Here is the raw render. Raw renders are usually far from the finished product, because there’s still post production to cover. In this phase I’m re-rendering scene and looking for little details that I can fix like tweaking textures and shapes of the characters. I’m very time limited so I don’t want to spend it too much looking for small details. I’m rather focused on finding a good value for subsurface scattering, and for textures like bump and roughness.
Once I’m happy with the values and fixes, it’s time to tweak the colors and lights in the process of post production.
- 9. Post processing
First thing that I did for the final editing, I went into a research to find a suiting environment for the characters. Right from the start, I knew that I want it to be a luxury interior (you can already tell by Olga’s dress). I felt that would be a good fit for two secret agents
So after a lot of exploration, I came across the Opera Garnier located in Paris. The opera house is very luxury, has that yellowish golden tint and perfect cinematic lighting. I could definitely see some spies in there!!
So for starters I’ve placed image of the interior as a background. I tweaked some contrast and brightness for both characters and background and also decided to add alpha smoke, just for the final render so that it looks more believable. I tweaked curves just a little bit and added just a touch of gran and vignette for that cinematic effect.
Here is the final result.
- 10. Uploading to Sketchfab
I took some time to figure out how would I present the model on Sketchfab. I was sure that I wanted it to be some kind of diorama. So I’ve modeled basic architectural arcs around the characters.
The next step is to bake all the materials to only few textures. It was actually very fun to lay out all the UVs to one map, kind of like a puzzle
Just want to mention that all of the textures are from this website: https://ambientcg.com/
Opera Garnier image: https://commons.wikimedia.org/wiki/File:Opera_Garnier_Grand_Escalier.jpg
I ended up baking 4k textures for color, roughness and normals. I didn’t really know how would it run on Sketchfab, but there was always an option to reduce the size of the textures for better performance.
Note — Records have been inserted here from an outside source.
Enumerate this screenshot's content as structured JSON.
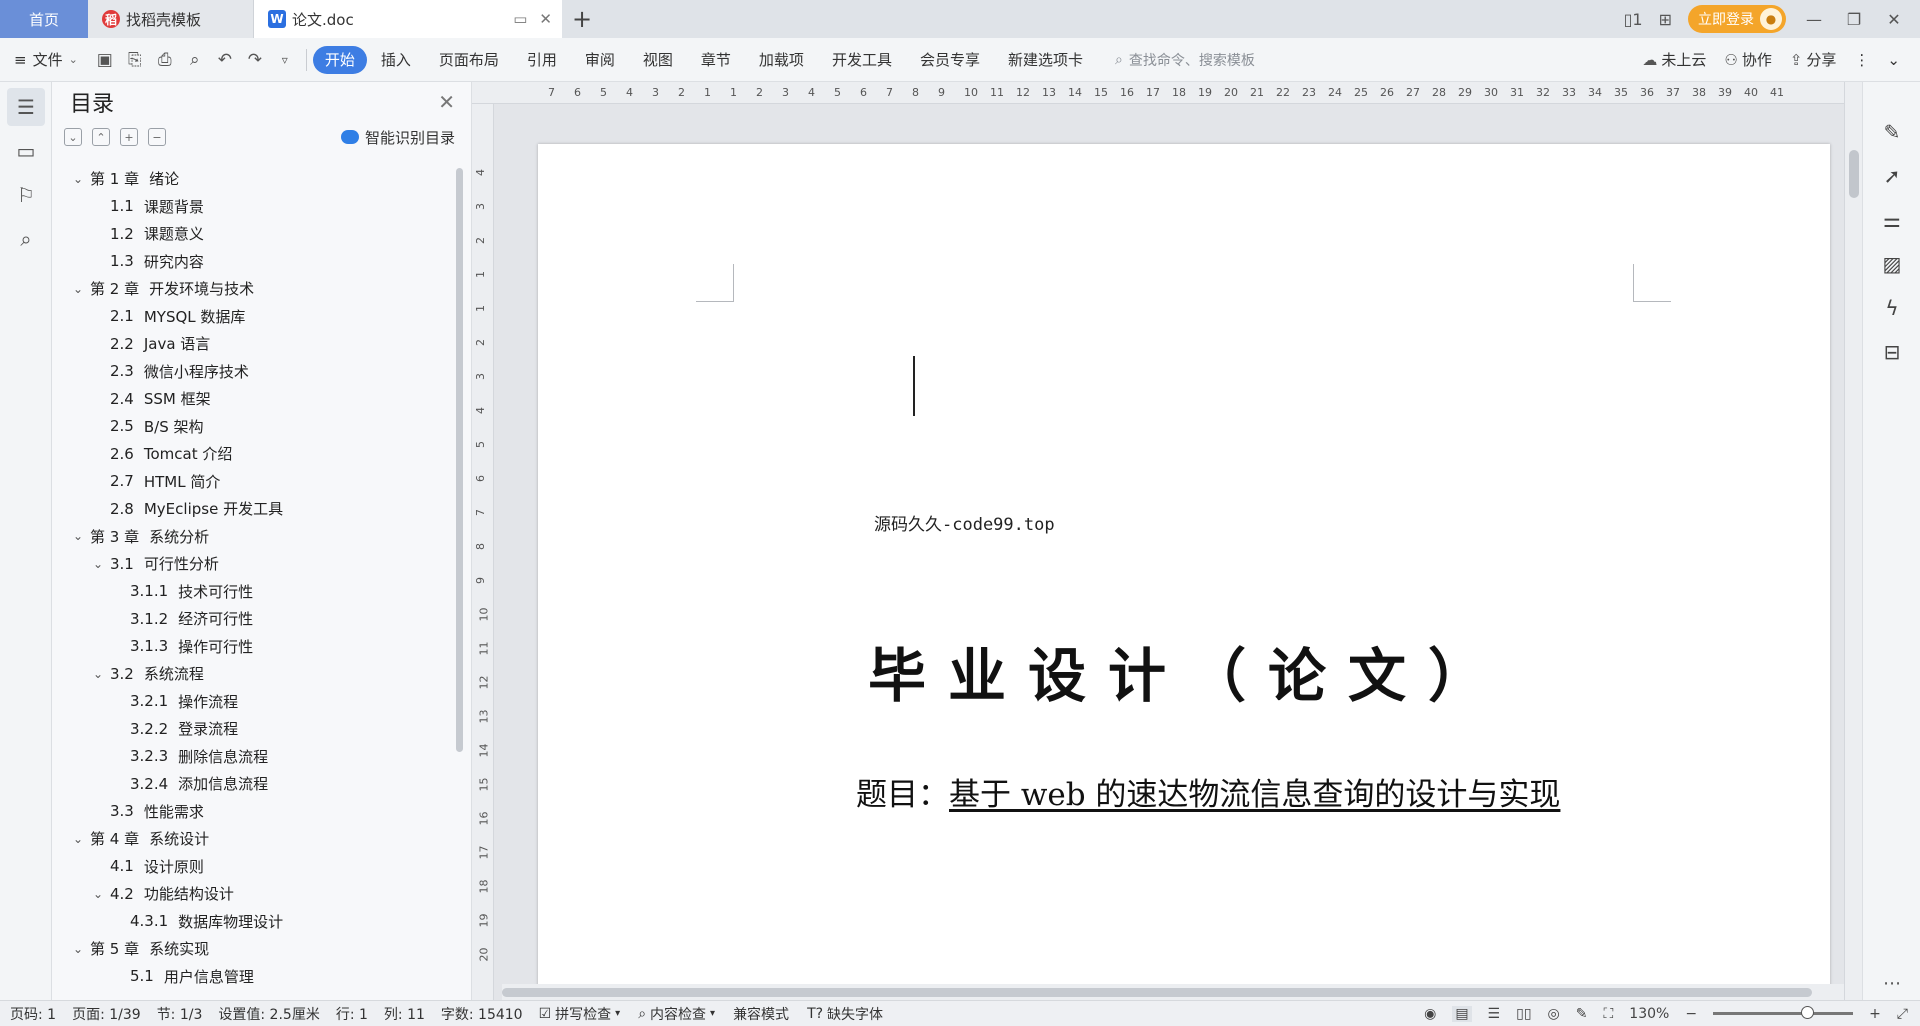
{
  "tabs": {
    "home": "首页",
    "template": "找稻壳模板",
    "active_doc": "论文.doc",
    "login": "立即登录"
  },
  "toolbar": {
    "file_menu": "文件",
    "ribbon": [
      "开始",
      "插入",
      "页面布局",
      "引用",
      "审阅",
      "视图",
      "章节",
      "加载项",
      "开发工具",
      "会员专享",
      "新建选项卡"
    ],
    "search_placeholder": "查找命令、搜索模板",
    "cloud": "未上云",
    "collab": "协作",
    "share": "分享"
  },
  "toc": {
    "title": "目录",
    "smart_label": "智能识别目录",
    "items": [
      {
        "level": 1,
        "num": "第 1 章",
        "text": "绪论",
        "expanded": true
      },
      {
        "level": 2,
        "num": "1.1",
        "text": "课题背景"
      },
      {
        "level": 2,
        "num": "1.2",
        "text": "课题意义"
      },
      {
        "level": 2,
        "num": "1.3",
        "text": "研究内容"
      },
      {
        "level": 1,
        "num": "第 2 章",
        "text": "开发环境与技术",
        "expanded": true
      },
      {
        "level": 2,
        "num": "2.1",
        "text": "MYSQL 数据库"
      },
      {
        "level": 2,
        "num": "2.2",
        "text": "Java 语言"
      },
      {
        "level": 2,
        "num": "2.3",
        "text": "微信小程序技术"
      },
      {
        "level": 2,
        "num": "2.4",
        "text": "SSM 框架"
      },
      {
        "level": 2,
        "num": "2.5",
        "text": "B/S 架构"
      },
      {
        "level": 2,
        "num": "2.6",
        "text": "Tomcat 介绍"
      },
      {
        "level": 2,
        "num": "2.7",
        "text": "HTML 简介"
      },
      {
        "level": 2,
        "num": "2.8",
        "text": "MyEclipse 开发工具"
      },
      {
        "level": 1,
        "num": "第 3 章",
        "text": "系统分析",
        "expanded": true
      },
      {
        "level": 2,
        "num": "3.1",
        "text": "可行性分析",
        "expanded": true
      },
      {
        "level": 3,
        "num": "3.1.1",
        "text": "技术可行性"
      },
      {
        "level": 3,
        "num": "3.1.2",
        "text": "经济可行性"
      },
      {
        "level": 3,
        "num": "3.1.3",
        "text": "操作可行性"
      },
      {
        "level": 2,
        "num": "3.2",
        "text": "系统流程",
        "expanded": true
      },
      {
        "level": 3,
        "num": "3.2.1",
        "text": "操作流程"
      },
      {
        "level": 3,
        "num": "3.2.2",
        "text": "登录流程"
      },
      {
        "level": 3,
        "num": "3.2.3",
        "text": "删除信息流程"
      },
      {
        "level": 3,
        "num": "3.2.4",
        "text": "添加信息流程"
      },
      {
        "level": 2,
        "num": "3.3",
        "text": "性能需求"
      },
      {
        "level": 1,
        "num": "第 4 章",
        "text": "系统设计",
        "expanded": true
      },
      {
        "level": 2,
        "num": "4.1",
        "text": "设计原则"
      },
      {
        "level": 2,
        "num": "4.2",
        "text": "功能结构设计",
        "expanded": true
      },
      {
        "level": 3,
        "num": "4.3.1",
        "text": "数据库物理设计"
      },
      {
        "level": 1,
        "num": "第 5 章",
        "text": "系统实现",
        "expanded": true
      },
      {
        "level": 3,
        "num": "5.1",
        "text": "用户信息管理"
      }
    ]
  },
  "ruler": {
    "h_labels": [
      "7",
      "6",
      "5",
      "4",
      "3",
      "2",
      "1",
      "1",
      "2",
      "3",
      "4",
      "5",
      "6",
      "7",
      "8",
      "9",
      "10",
      "11",
      "12",
      "13",
      "14",
      "15",
      "16",
      "17",
      "18",
      "19",
      "20",
      "21",
      "22",
      "23",
      "24",
      "25",
      "26",
      "27",
      "28",
      "29",
      "30",
      "31",
      "32",
      "33",
      "34",
      "35",
      "36",
      "37",
      "38",
      "39",
      "40",
      "41"
    ],
    "v_labels": [
      "4",
      "3",
      "2",
      "1",
      "1",
      "2",
      "3",
      "4",
      "5",
      "6",
      "7",
      "8",
      "9",
      "10",
      "11",
      "12",
      "13",
      "14",
      "15",
      "16",
      "17",
      "18",
      "19",
      "20"
    ]
  },
  "document": {
    "source_line": "源码久久-code99.top",
    "title": "毕业设计（论文）",
    "subject_label": "题目：",
    "subject_value": "基于 web 的速达物流信息查询的设计与实现"
  },
  "statusbar": {
    "page_code": "页码: 1",
    "page": "页面: 1/39",
    "section": "节: 1/3",
    "setting": "设置值: 2.5厘米",
    "row": "行: 1",
    "col": "列: 11",
    "words": "字数: 15410",
    "spell": "拼写检查",
    "content_check": "内容检查",
    "compat": "兼容模式",
    "missing_font": "缺失字体",
    "zoom": "130%"
  }
}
When I reflect on the past two weeks, there was so much blood, sweat and tears brought into this model. I started my project quite late, and had so much work to do. I was very ambitious about it. Not one, but two characters from scratch, and with two weeks left to deadline. I knew this was the greatest 3D challenge I ever faced and from the past projects I knew one thing from the start - good planning and idea development will give me a solid base to start building on.
That is exactly what happened. I was excited but nervous at the same time. I had my idea, but I wasn’t sure I can make it in time. Since that Thursday, I lost all my social life and side activities so I can spend time modeling all day, every day. And it was very fun at the beginning, but after some time, I felt burnt out and tired of looking at the same old scene every day for so long.
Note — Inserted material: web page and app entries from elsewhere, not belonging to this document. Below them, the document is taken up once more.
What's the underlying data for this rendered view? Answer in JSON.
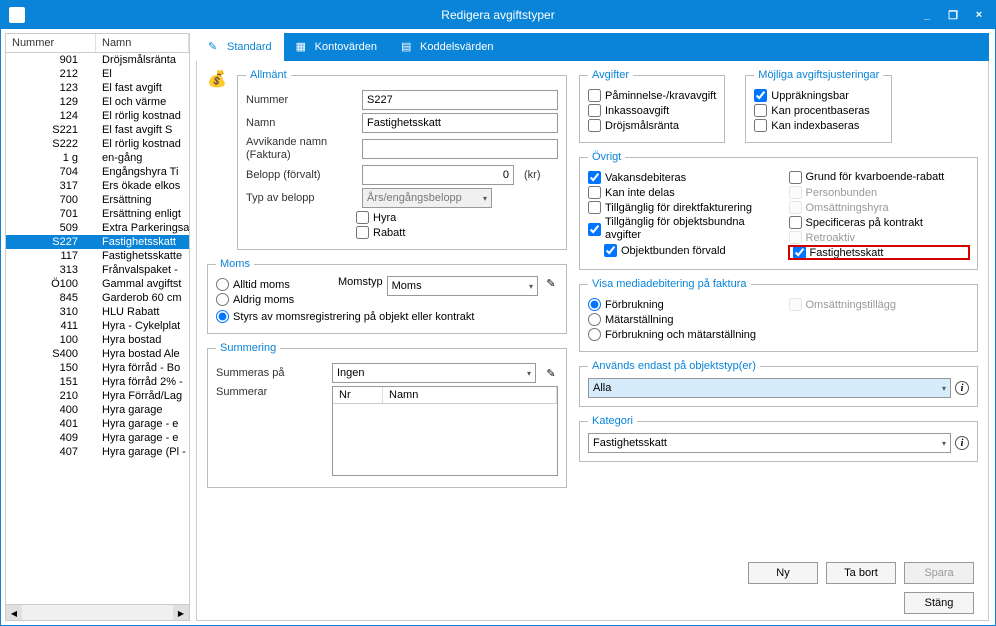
{
  "window": {
    "title": "Redigera avgiftstyper",
    "min": "_",
    "restore": "❐",
    "close": "×"
  },
  "tabs": {
    "standard": "Standard",
    "konto": "Kontovärden",
    "koddel": "Koddelsvärden"
  },
  "listHeader": {
    "num": "Nummer",
    "name": "Namn"
  },
  "listRows": [
    {
      "num": "901",
      "name": "Dröjsmålsränta"
    },
    {
      "num": "212",
      "name": "El"
    },
    {
      "num": "123",
      "name": "El  fast avgift"
    },
    {
      "num": "129",
      "name": "El  och värme"
    },
    {
      "num": "124",
      "name": "El  rörlig kostnad"
    },
    {
      "num": "S221",
      "name": "El fast avgift  S"
    },
    {
      "num": "S222",
      "name": "El rörlig kostnad"
    },
    {
      "num": "1 g",
      "name": "en-gång"
    },
    {
      "num": "704",
      "name": "Engångshyra Ti"
    },
    {
      "num": "317",
      "name": "Ers ökade elkos"
    },
    {
      "num": "700",
      "name": "Ersättning"
    },
    {
      "num": "701",
      "name": "Ersättning enligt"
    },
    {
      "num": "509",
      "name": "Extra Parkeringsavgift"
    },
    {
      "num": "S227",
      "name": "Fastighetsskatt",
      "selected": true
    },
    {
      "num": "117",
      "name": "Fastighetsskatte"
    },
    {
      "num": "313",
      "name": "Frånvalspaket -"
    },
    {
      "num": "Ö100",
      "name": "Gammal avgiftst"
    },
    {
      "num": "845",
      "name": "Garderob 60 cm"
    },
    {
      "num": "310",
      "name": "HLU Rabatt"
    },
    {
      "num": "411",
      "name": "Hyra - Cykelplat"
    },
    {
      "num": "100",
      "name": "Hyra bostad"
    },
    {
      "num": "S400",
      "name": "Hyra bostad Ale"
    },
    {
      "num": "150",
      "name": "Hyra förråd - Bo"
    },
    {
      "num": "151",
      "name": "Hyra förråd 2% -"
    },
    {
      "num": "210",
      "name": "Hyra Förråd/Lag"
    },
    {
      "num": "400",
      "name": "Hyra garage"
    },
    {
      "num": "401",
      "name": "Hyra garage - e"
    },
    {
      "num": "409",
      "name": "Hyra garage - e"
    },
    {
      "num": "407",
      "name": "Hyra garage (Pl -"
    }
  ],
  "allmant": {
    "legend": "Allmänt",
    "nummer_lbl": "Nummer",
    "nummer_val": "S227",
    "namn_lbl": "Namn",
    "namn_val": "Fastighetsskatt",
    "avvik_lbl": "Avvikande namn (Faktura)",
    "avvik_val": "",
    "belopp_lbl": "Belopp (förvalt)",
    "belopp_val": "0",
    "kr": "(kr)",
    "typ_lbl": "Typ av belopp",
    "typ_val": "Års/engångsbelopp",
    "hyra": "Hyra",
    "rabatt": "Rabatt"
  },
  "moms": {
    "legend": "Moms",
    "alltid": "Alltid moms",
    "aldrig": "Aldrig moms",
    "styrs": "Styrs av momsregistrering på objekt eller kontrakt",
    "momstyp_lbl": "Momstyp",
    "momstyp_val": "Moms"
  },
  "summ": {
    "legend": "Summering",
    "summeras_lbl": "Summeras på",
    "summeras_val": "Ingen",
    "summerar_lbl": "Summerar",
    "nr": "Nr",
    "namn": "Namn"
  },
  "avgifter": {
    "legend": "Avgifter",
    "paminnelse": "Påminnelse-/kravavgift",
    "inkasso": "Inkassoavgift",
    "drojsmal": "Dröjsmålsränta"
  },
  "just": {
    "legend": "Möjliga avgiftsjusteringar",
    "upprakn": "Uppräkningsbar",
    "procent": "Kan procentbaseras",
    "index": "Kan indexbaseras"
  },
  "ovrigt": {
    "legend": "Övrigt",
    "vakans": "Vakansdebiteras",
    "kan_inte": "Kan inte delas",
    "direkt": "Tillgänglig för direktfakturering",
    "tillg_obj": "Tillgänglig för objektsbundna avgifter",
    "obj_forvald": "Objektbunden förvald",
    "grund": "Grund för kvarboende-rabatt",
    "personbunden": "Personbunden",
    "omsattnings": "Omsättningshyra",
    "specificeras": "Specificeras på kontrakt",
    "retroaktiv": "Retroaktiv",
    "fastighetsskatt": "Fastighetsskatt"
  },
  "media": {
    "legend": "Visa mediadebitering på faktura",
    "forbrukning": "Förbrukning",
    "matarstallning": "Mätarställning",
    "forbr_mat": "Förbrukning och mätarställning",
    "omsatt": "Omsättningstillägg"
  },
  "anvands": {
    "legend": "Används endast på objektstyp(er)",
    "val": "Alla"
  },
  "kategori": {
    "legend": "Kategori",
    "val": "Fastighetsskatt"
  },
  "buttons": {
    "ny": "Ny",
    "tabort": "Ta bort",
    "spara": "Spara",
    "stang": "Stäng"
  }
}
Looking back on it, it was hard but it was fun overall. My own abilities were put to the test and I certainly recommend everyone to do it at least once. There’s an important lesson I learned during these past two weeks. I learned that I should just keep going with my projects. Often times I would find myself tweaking small details and exploring ideas during sculpting, modeling or texturing phase, which can make the project unnecessarily longer and demotivate the creator early. For this project, there wasn’t time to lose, so I just did what I could and what I knew I wanted and fixed everything else later. That showed me the non destructive process of character creation that I didn’t see or experience before. And the WIP journal helped me a lot with keeping my thought process visible so I could stay on the right track.
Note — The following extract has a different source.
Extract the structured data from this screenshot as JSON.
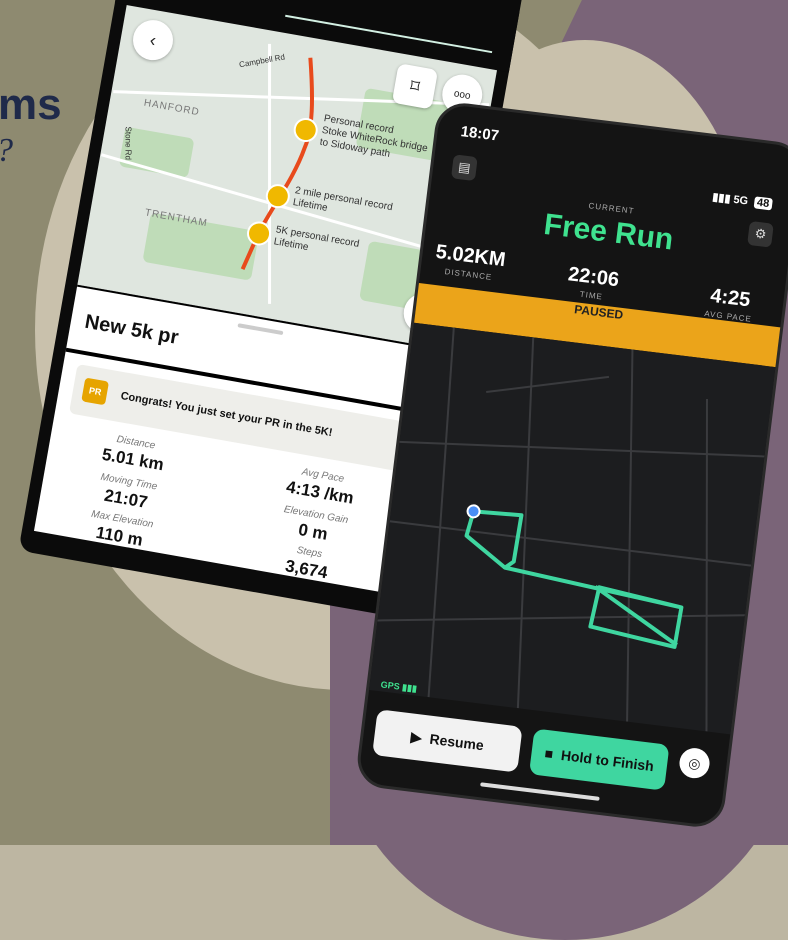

Seeing all these beautiful reimaginations, it’s a true honor to be part of this challenge and this fantastic Blender community.